In September of 2018 we published an article in Drug Discovery Today about the industry perspective on one of the 1st Innovative Medicines Initiative consortia U-BIOPRED. U-BIOPRED is the consortium where I developed my passion for developing consortia that move beyond silos. You can have two types of consortia. A consortium can be a collection of relative 'silos' or a highly integrated collaboration where everyone works together to solve problems. The latter is much more powerful, but it requires structuring and an investment of effort.
The article details some of the best practices and how we as a group made U-BIOPRED into a highly integrated consortium. The article is well worth a detailed read. Here are what I think are the top 5 key learnings that we cited in the article.
1. Ability to do ‘bigger science’
Consortia enable the conduct of projects that individual organisations are able to resource on their own. What is perhaps even more compelling is that even the overall cost was perceived to be much less than if a single company resourced it themselves. This speaks to the synergy and to organisations finding value in the collaboration and bringing in more resources than planned.
2. Project leadership
This of course is obvious. But what is less obvious is that it is not just about overall leadership. You need leadership all the way through the project even beyond the named structures. Pretty much everyone involved can and should exhibit a degree of leadership.
3. Communicate, communicate, communicate
This holds for both external and internal communication. With multiple leaders it is important to communicate. Stanley McChrystal in his book Team of Teams recounts how in order to meet the challenge of Al Qaida in Iraq the US military had to shift from a hierarchical command to a structure of individual and small team decision making and leadership. What was important to make such a structure work was 'radical transparency'. The same holds true for highly integrated consortium projects.
4. Involve patients
Involve patient stakeholders not just as participants in a study but in the operational aspects of the project. We have applied this principle in other projects such as the ERS CRC SHARP and achieved great impact.

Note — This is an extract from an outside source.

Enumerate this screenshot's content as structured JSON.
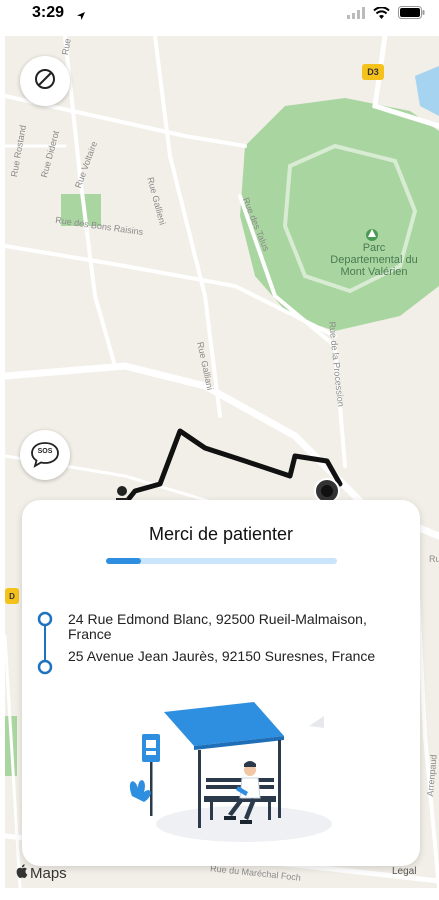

Patient stakeholders not only bring different perspectives that help make sure the consortium works with a sense of purpose.
5. Data management and validation
Even though at the time of the start of U-BIOPRED we thought we were investing a lot into data management. It was not enough. It is not a shortcut to avoid doing the work of having a eCRF that checks and only accepts quality data. Yes, it may make the clinic visit and data entry longer, but failure to do so can substantially lengthen the time to data analysis as missing values and incorrect entries need to be cleaned.
There are many more lessons in the article. These lessons underscore the challenges and energy that needs to go into consortia. The payback is enormous. U-BIOPRED continues to live on as a thriving community working together to derive even more value out of a valuable dataset and to develop new projects.
One last thing that I would like to point out is that even though it sounds like a lot of effort and nearly impossible to get started, U-BIOPRED started in a hallway in a meeting centre that was a middle ages monastery when 4 of us met to discuss the initial concepts. These kind of projects have to start somewhere. Why not with you?
P.S. if you cannot access the article just send me an email and I would b happy to send you a reprint PDF firstname.lastname@example.org